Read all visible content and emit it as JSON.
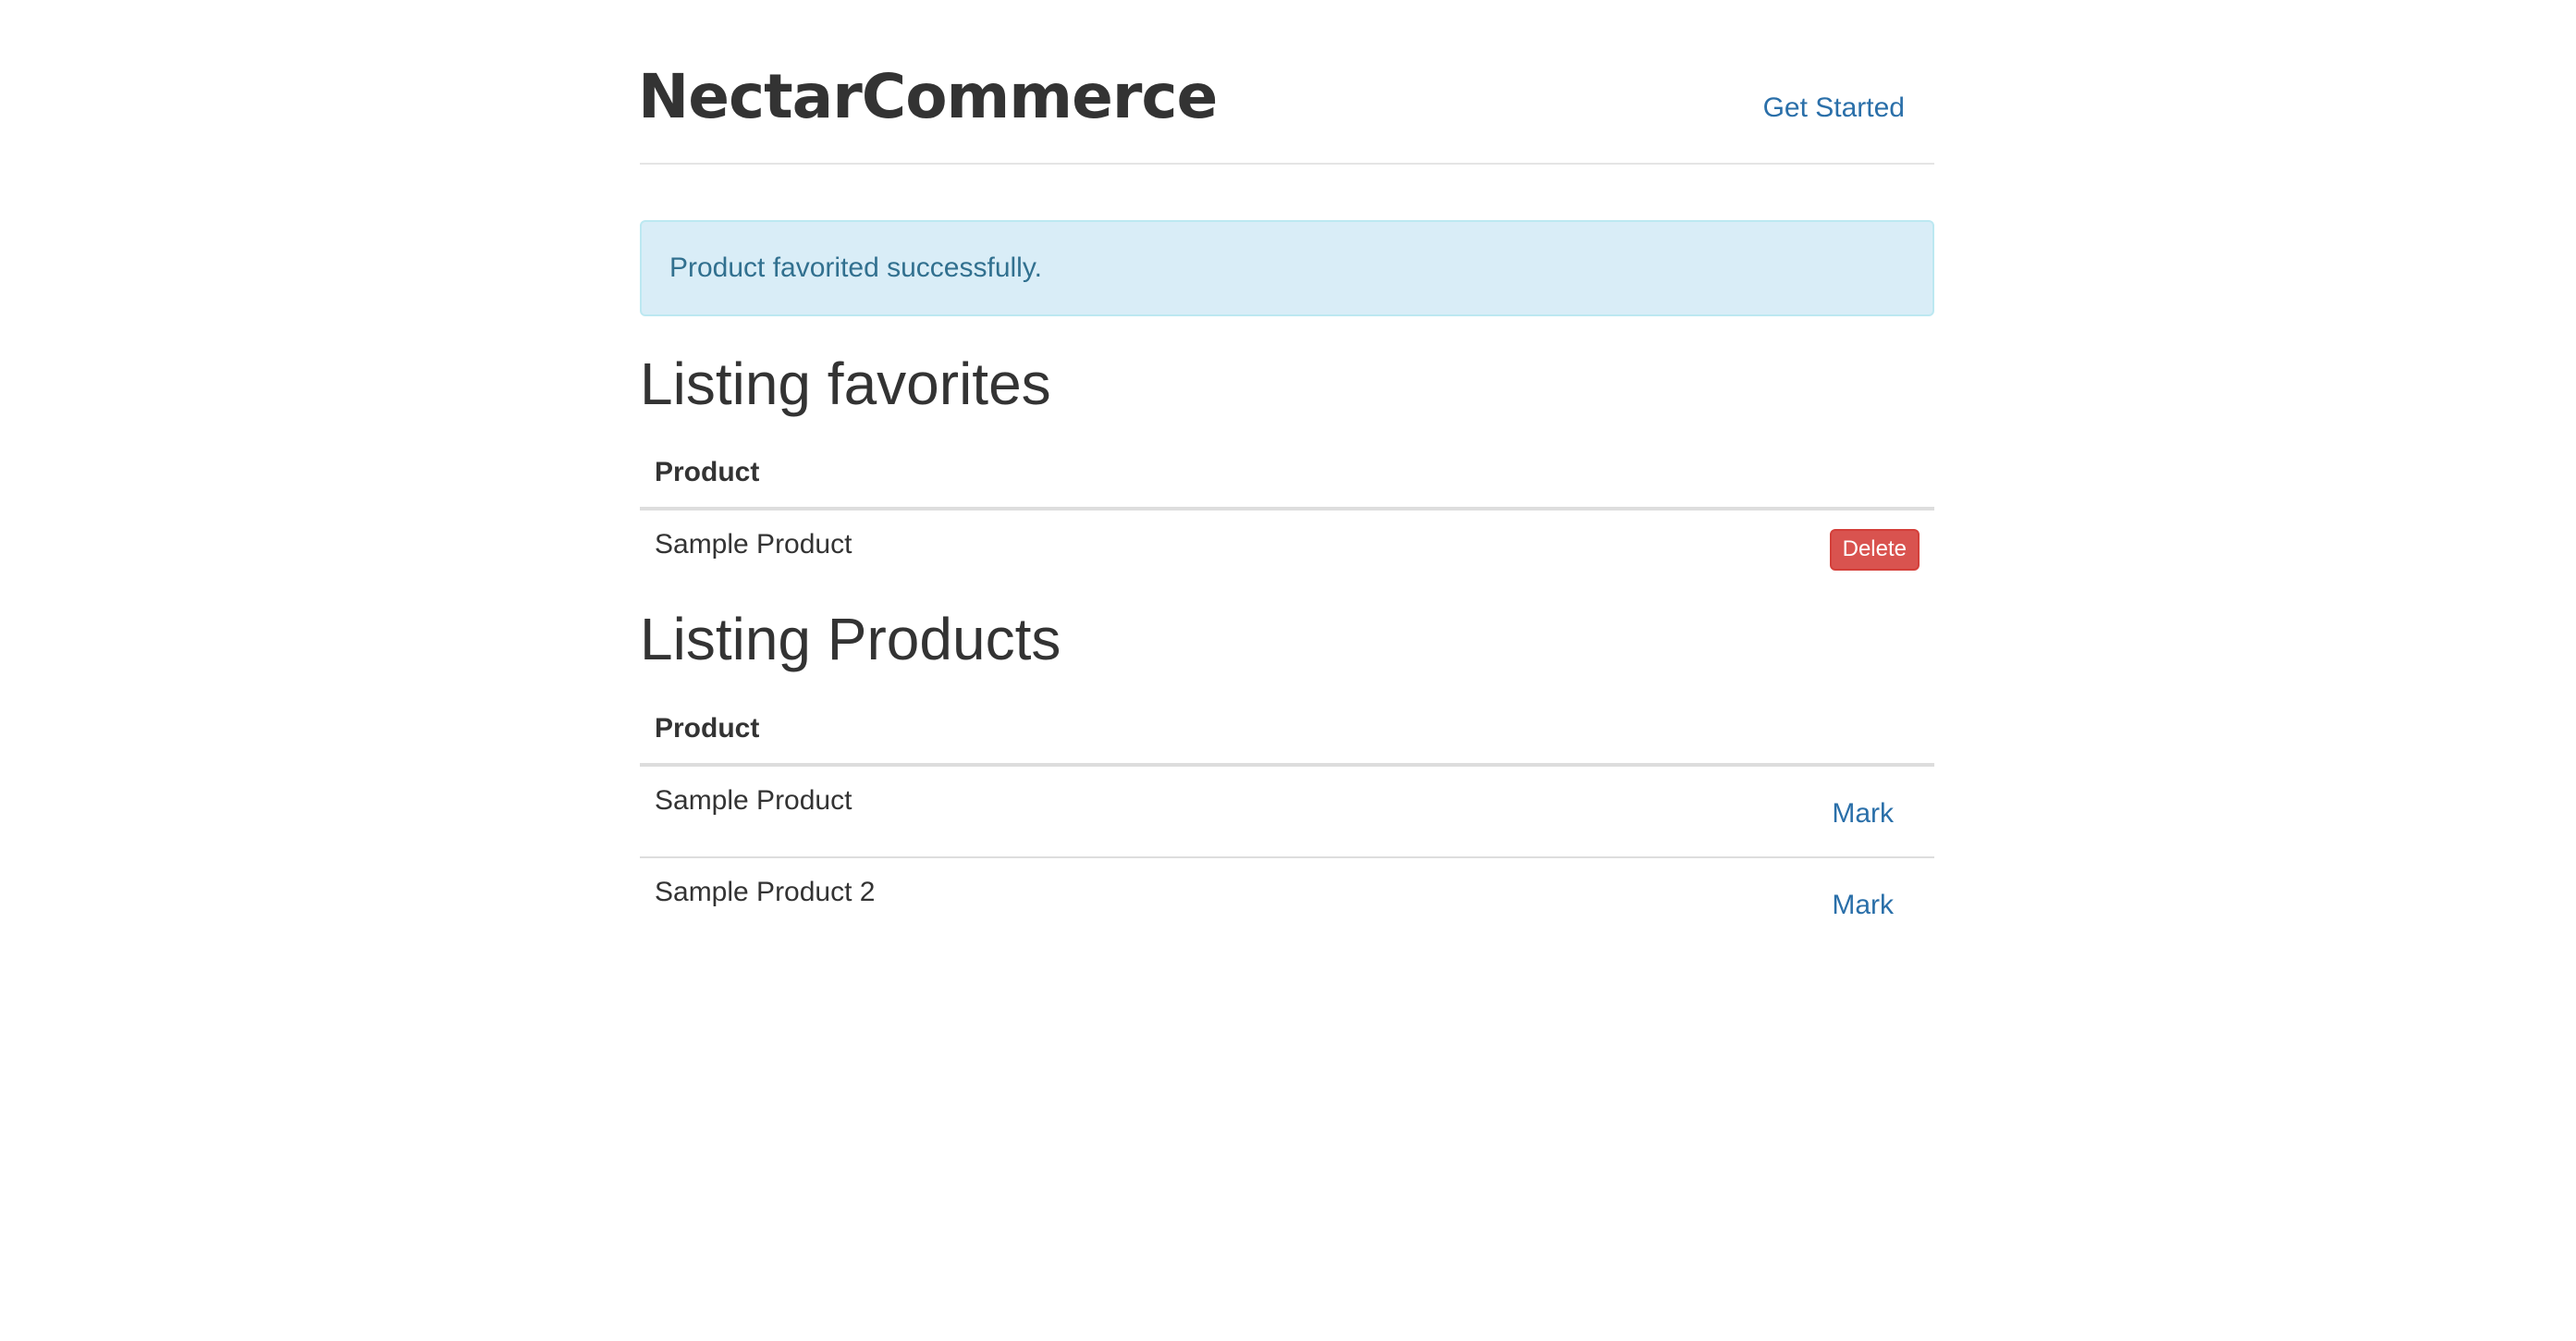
{
  "header": {
    "brand": "NectarCommerce",
    "nav_link": "Get Started"
  },
  "alert": {
    "message": "Product favorited successfully."
  },
  "favorites": {
    "title": "Listing favorites",
    "column_header": "Product",
    "rows": [
      {
        "product": "Sample Product",
        "action": "Delete"
      }
    ]
  },
  "products": {
    "title": "Listing Products",
    "column_header": "Product",
    "rows": [
      {
        "product": "Sample Product",
        "action": "Mark"
      },
      {
        "product": "Sample Product 2",
        "action": "Mark"
      }
    ]
  },
  "colors": {
    "link": "#2a6fa9",
    "alert_bg": "#d9edf7",
    "alert_text": "#31708f",
    "danger": "#d9534f"
  }
}
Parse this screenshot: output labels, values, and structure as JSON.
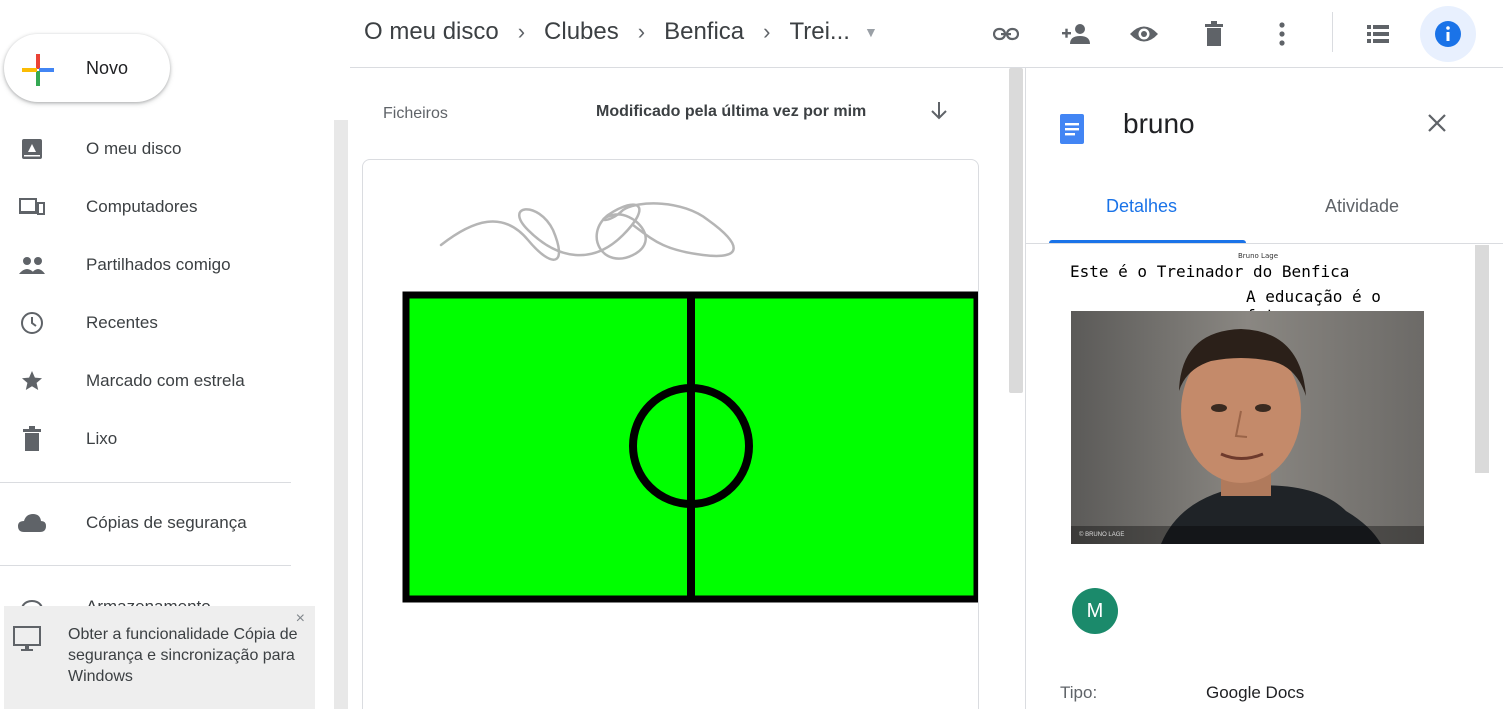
{
  "sidebar": {
    "new_label": "Novo",
    "items": [
      {
        "label": "O meu disco",
        "icon": "my-drive-icon"
      },
      {
        "label": "Computadores",
        "icon": "computers-icon"
      },
      {
        "label": "Partilhados comigo",
        "icon": "shared-icon"
      },
      {
        "label": "Recentes",
        "icon": "clock-icon"
      },
      {
        "label": "Marcado com estrela",
        "icon": "star-icon"
      },
      {
        "label": "Lixo",
        "icon": "trash-icon"
      },
      {
        "label": "Cópias de segurança",
        "icon": "cloud-icon"
      },
      {
        "label": "Armazenamento",
        "icon": "storage-icon"
      }
    ],
    "promo_text": "Obter a funcionalidade Cópia de segurança e sincronização para Windows",
    "promo_close": "×"
  },
  "breadcrumb": {
    "items": [
      "O meu disco",
      "Clubes",
      "Benfica",
      "Trei..."
    ],
    "separator": "›"
  },
  "toolbar": {
    "icons": [
      "link-icon",
      "add-person-icon",
      "preview-icon",
      "trash-icon",
      "more-vert-icon",
      "list-view-icon",
      "info-icon"
    ]
  },
  "files": {
    "header_label": "Ficheiros",
    "sort_label": "Modificado pela última vez por mim"
  },
  "details": {
    "title": "bruno",
    "tabs": [
      "Detalhes",
      "Atividade"
    ],
    "preview": {
      "small_caption": "Bruno Lage",
      "line1": "Este é o Treinador do Benfica",
      "line2": "A educação é o futuro",
      "photo_caption": "© BRUNO LAGE"
    },
    "avatar_letter": "M",
    "type_label": "Tipo:",
    "type_value": "Google Docs"
  },
  "colors": {
    "accent": "#1a73e8",
    "field_green": "#00ff00",
    "avatar": "#1b8a6b"
  }
}
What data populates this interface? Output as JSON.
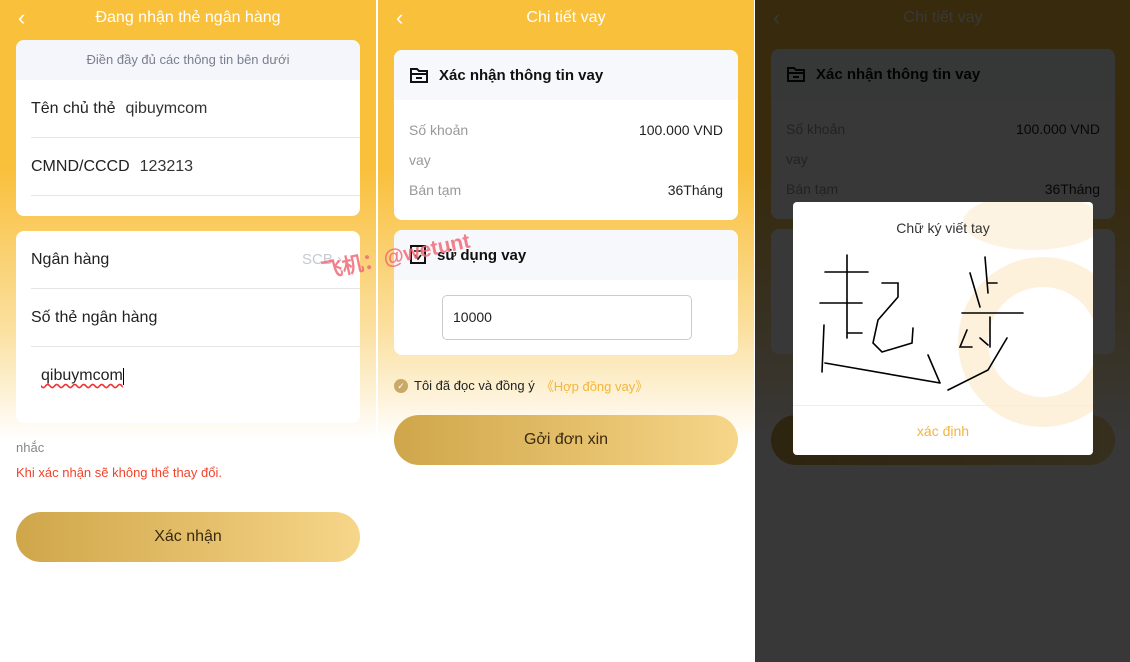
{
  "watermark": "飞机：@wetunt",
  "screen1": {
    "title": "Đang nhận thẻ ngân hàng",
    "hint": "Điền đầy đủ các thông tin bên dưới",
    "holder_label": "Tên chủ thẻ",
    "holder_value": "qibuymcom",
    "id_label": "CMND/CCCD",
    "id_value": "123213",
    "bank_label": "Ngân hàng",
    "bank_value": "SCB",
    "card_no_label": "Số thẻ ngân hàng",
    "card_no_value": "qibuymcom",
    "remind_label": "nhắc",
    "warning": "Khi xác nhận sẽ không thể thay đổi.",
    "confirm_button": "Xác nhận"
  },
  "screen2": {
    "title": "Chi tiết vay",
    "info_title": "Xác nhận thông tin vay",
    "amount_label_1": "Số khoản",
    "amount_label_2": "vay",
    "amount_value": "100.000 VND",
    "term_label": "Bán tạm",
    "term_value": "36Tháng",
    "usage_title": "sử dụng vay",
    "usage_value": "10000",
    "agree_text": "Tôi đã đọc và đồng ý",
    "contract_link": "《Hợp đồng vay》",
    "submit_button": "Gởi đơn xin"
  },
  "modal": {
    "title": "Chữ ký viết tay",
    "confirm": "xác định"
  },
  "colors": {
    "primary": "#f9c03c",
    "accent": "#f3b53d",
    "warning": "#f0442c"
  }
}
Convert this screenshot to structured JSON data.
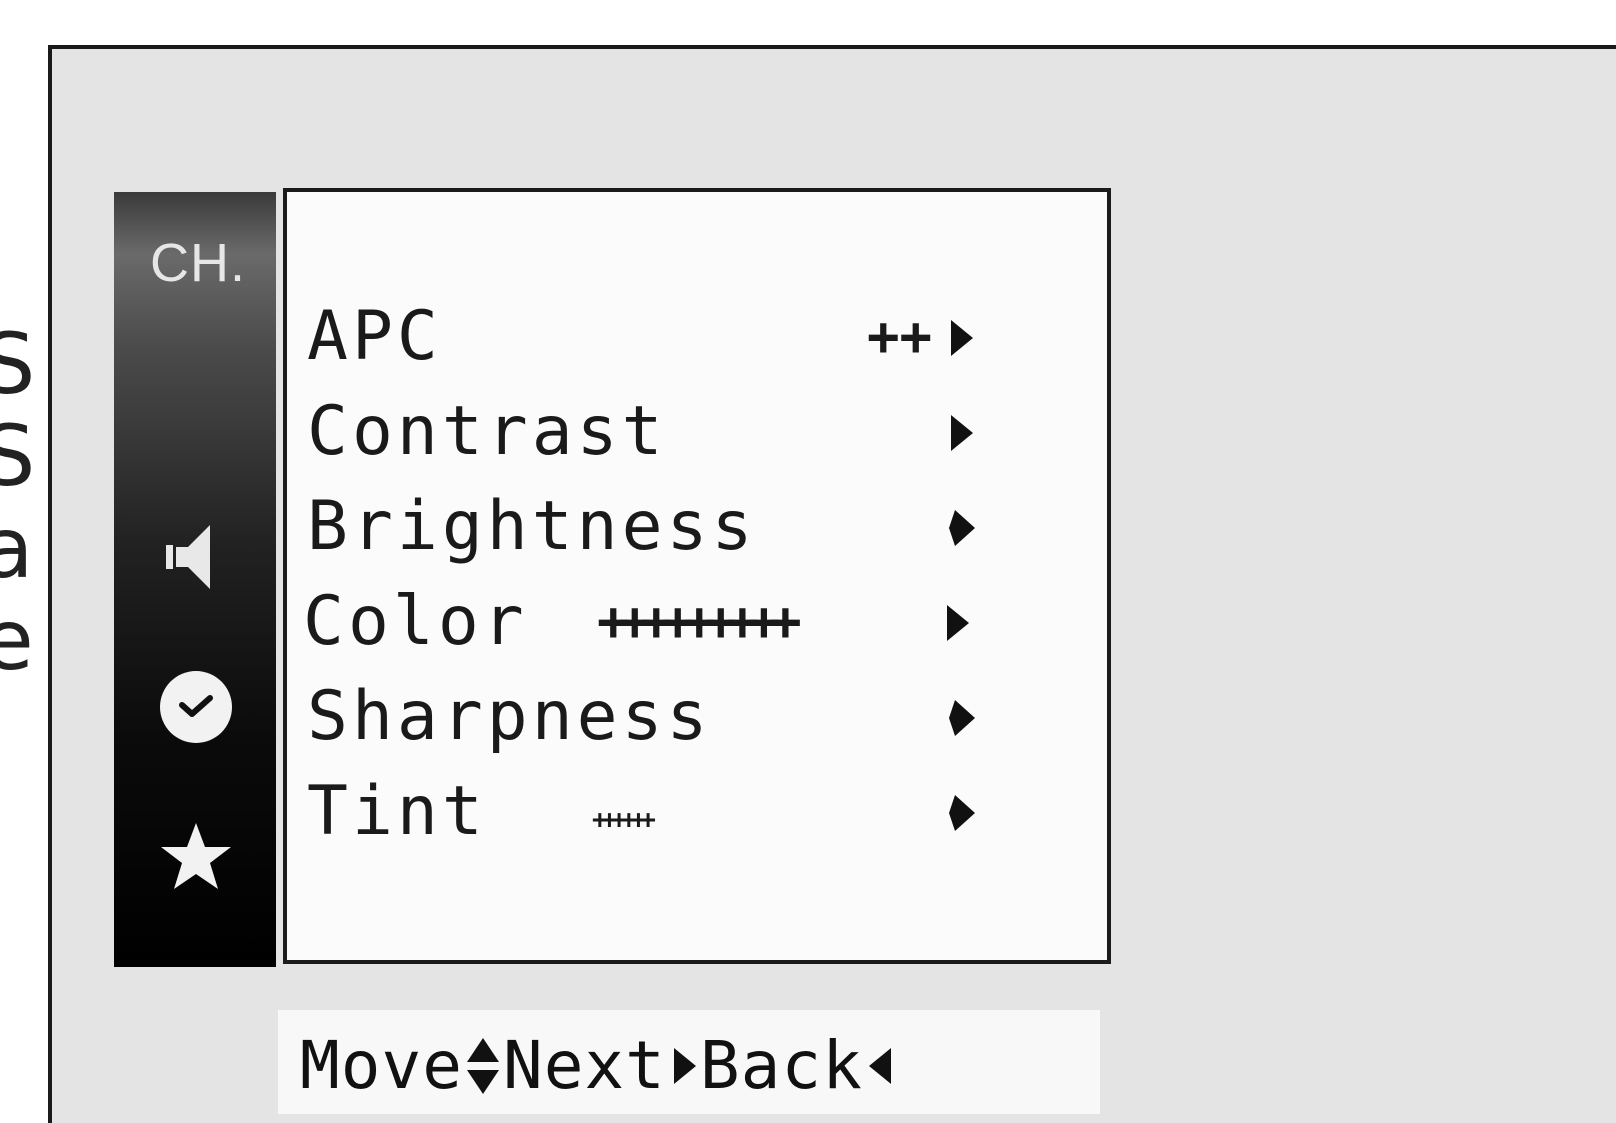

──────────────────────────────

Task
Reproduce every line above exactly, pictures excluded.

Exercise output
Read all visible content and emit it as JSON.
{
  "header": {
    "brand": "NectarCommerce",
    "nav_link": "Get Started"
  },
  "alert": {
    "message": "Product favorited successfully."
  },
  "favorites": {
    "title": "Listing favorites",
    "column_header": "Product",
    "rows": [
      {
        "product": "Sample Product",
        "action": "Delete"
      }
    ]
  },
  "products": {
    "title": "Listing Products",
    "column_header": "Product",
    "rows": [
      {
        "product": "Sample Product",
        "action": "Mark"
      },
      {
        "product": "Sample Product 2",
        "action": "Mark"
      }
    ]
  },
  "colors": {
    "link": "#2a6fa9",
    "alert_bg": "#d9edf7",
    "alert_text": "#31708f",
    "danger": "#d9534f"
  }
}
Parse this screenshot: output labels, values, and structure as JSON.
{
  "sidebar": {
    "new_label": "Novo",
    "items": [
      {
        "label": "O meu disco",
        "icon": "my-drive-icon"
      },
      {
        "label": "Computadores",
        "icon": "computers-icon"
      },
      {
        "label": "Partilhados comigo",
        "icon": "shared-icon"
      },
      {
        "label": "Recentes",
        "icon": "clock-icon"
      },
      {
        "label": "Marcado com estrela",
        "icon": "star-icon"
      },
      {
        "label": "Lixo",
        "icon": "trash-icon"
      },
      {
        "label": "Cópias de segurança",
        "icon": "cloud-icon"
      },
      {
        "label": "Armazenamento",
        "icon": "storage-icon"
      }
    ],
    "promo_text": "Obter a funcionalidade Cópia de segurança e sincronização para Windows",
    "promo_close": "×"
  },
  "breadcrumb": {
    "items": [
      "O meu disco",
      "Clubes",
      "Benfica",
      "Trei..."
    ],
    "separator": "›"
  },
  "toolbar": {
    "icons": [
      "link-icon",
      "add-person-icon",
      "preview-icon",
      "trash-icon",
      "more-vert-icon",
      "list-view-icon",
      "info-icon"
    ]
  },
  "files": {
    "header_label": "Ficheiros",
    "sort_label": "Modificado pela última vez por mim"
  },
  "details": {
    "title": "bruno",
    "tabs": [
      "Detalhes",
      "Atividade"
    ],
    "preview": {
      "small_caption": "Bruno Lage",
      "line1": "Este é o Treinador do Benfica",
      "line2": "A educação é o futuro",
      "photo_caption": "© BRUNO LAGE"
    },
    "avatar_letter": "M",
    "type_label": "Tipo:",
    "type_value": "Google Docs"
  },
  "colors": {
    "accent": "#1a73e8",
    "field_green": "#00ff00",
    "avatar": "#1b8a6b"
  }
}
What data populates this interface? Output as JSON.
{
  "watermark": "飞机：@wetunt",
  "screen1": {
    "title": "Đang nhận thẻ ngân hàng",
    "hint": "Điền đầy đủ các thông tin bên dưới",
    "holder_label": "Tên chủ thẻ",
    "holder_value": "qibuymcom",
    "id_label": "CMND/CCCD",
    "id_value": "123213",
    "bank_label": "Ngân hàng",
    "bank_value": "SCB",
    "card_no_label": "Số thẻ ngân hàng",
    "card_no_value": "qibuymcom",
    "remind_label": "nhắc",
    "warning": "Khi xác nhận sẽ không thể thay đổi.",
    "confirm_button": "Xác nhận"
  },
  "screen2": {
    "title": "Chi tiết vay",
    "info_title": "Xác nhận thông tin vay",
    "amount_label_1": "Số khoản",
    "amount_label_2": "vay",
    "amount_value": "100.000 VND",
    "term_label": "Bán tạm",
    "term_value": "36Tháng",
    "usage_title": "sử dụng vay",
    "usage_value": "10000",
    "agree_text": "Tôi đã đọc và đồng ý",
    "contract_link": "《Hợp đồng vay》",
    "submit_button": "Gởi đơn xin"
  },
  "modal": {
    "title": "Chữ ký viết tay",
    "confirm": "xác định"
  },
  "colors": {
    "primary": "#f9c03c",
    "accent": "#f3b53d",
    "warning": "#f0442c"
  }
}
Convert this screenshot to structured JSON data.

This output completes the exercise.